"You are going back to genre and I don't understand that," he says. "I know that today is Sunday and I am in Paris. I don't know what I will be doing when I am 70. I know what I will be doing in the next seven seconds but that is it."
Actually, he knows a bit more than that. He knows, for example, that next year he will team up with Fuqua for a third time when the director and actor tackle a remake of the much-loved 1960 western The Magnificent Seven. Washington will play the Yul Brynner role, leading the pack.
"I am already reading books on the gun and the history of Afro-Americans and their use of guns over the years, things like that," he says.
Will it be a straight up remake? "I don't think of it as a remake, I think of it as an interpretation." Of course he does. "The Magnificent Seven was an interpretation of Seven Samurai. I won't watch The Magnificent Seven like I didn't re-watch The Equalizer TV show, but I will re-watch Seven Samurai.

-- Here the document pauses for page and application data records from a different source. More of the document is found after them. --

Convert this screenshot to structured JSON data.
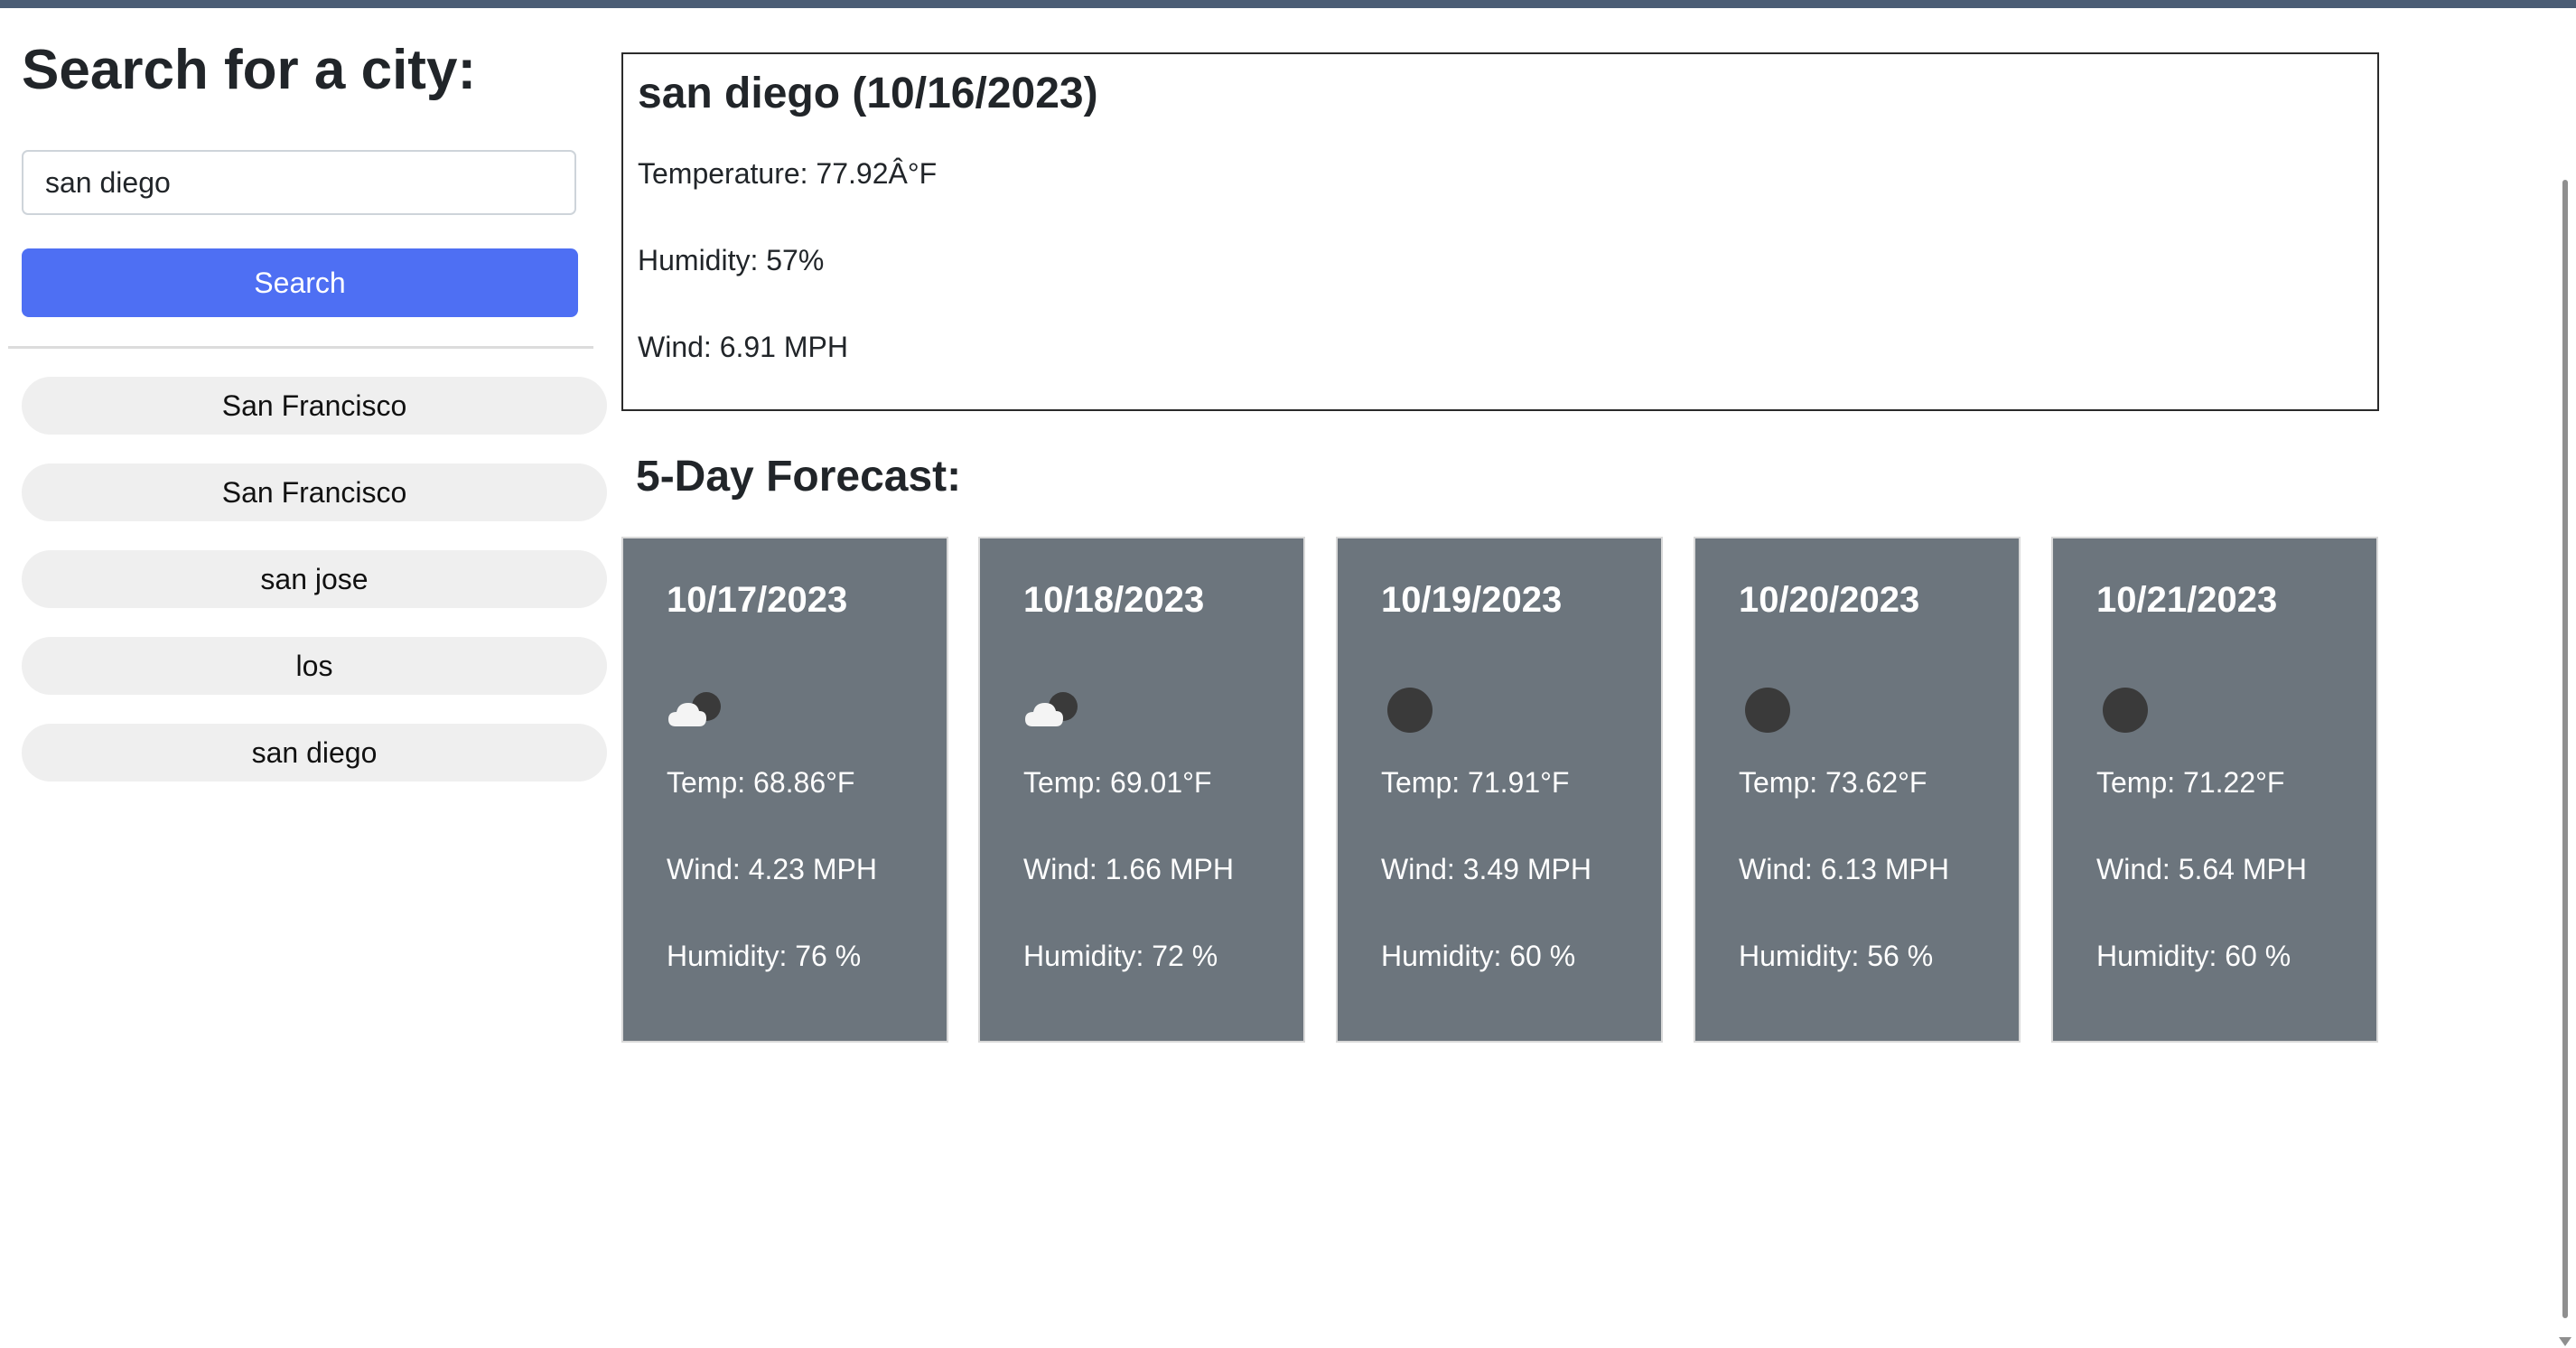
{
  "sidebar": {
    "title": "Search for a city:",
    "search_value": "san diego",
    "search_button": "Search",
    "history": [
      "San Francisco",
      "San Francisco",
      "san jose",
      "los",
      "san diego"
    ]
  },
  "current": {
    "heading": "san diego (10/16/2023)",
    "temperature": "Temperature: 77.92Â°F",
    "humidity": "Humidity: 57%",
    "wind": "Wind: 6.91 MPH"
  },
  "forecast": {
    "title": "5-Day Forecast:",
    "days": [
      {
        "date": "10/17/2023",
        "icon": "partly-cloudy-night-icon",
        "temp": "Temp: 68.86°F",
        "wind": "Wind: 4.23 MPH",
        "humidity": "Humidity: 76 %"
      },
      {
        "date": "10/18/2023",
        "icon": "partly-cloudy-night-icon",
        "temp": "Temp: 69.01°F",
        "wind": "Wind: 1.66 MPH",
        "humidity": "Humidity: 72 %"
      },
      {
        "date": "10/19/2023",
        "icon": "clear-night-icon",
        "temp": "Temp: 71.91°F",
        "wind": "Wind: 3.49 MPH",
        "humidity": "Humidity: 60 %"
      },
      {
        "date": "10/20/2023",
        "icon": "clear-night-icon",
        "temp": "Temp: 73.62°F",
        "wind": "Wind: 6.13 MPH",
        "humidity": "Humidity: 56 %"
      },
      {
        "date": "10/21/2023",
        "icon": "clear-night-icon",
        "temp": "Temp: 71.22°F",
        "wind": "Wind: 5.64 MPH",
        "humidity": "Humidity: 60 %"
      }
    ]
  },
  "colors": {
    "top_bar": "#4b5d75",
    "search_button": "#4e6ff3",
    "card_background": "#6c757d",
    "history_pill": "#efefef"
  }
}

We will interpret that."
It promises to be an intriguing film, but how will Washington deal with the violence that is inherent in both films? "I don't know," he says. "Unfortunately, we live in a time where we are exposed to people getting their heads cut off on YouTube. But we are making a movie and you eat some popcorn and you enjoy it. That's it." It's an elusive answer but what else can we expect? Washington can't run, but he can hide.
The Equalizer is in cinemas September 26th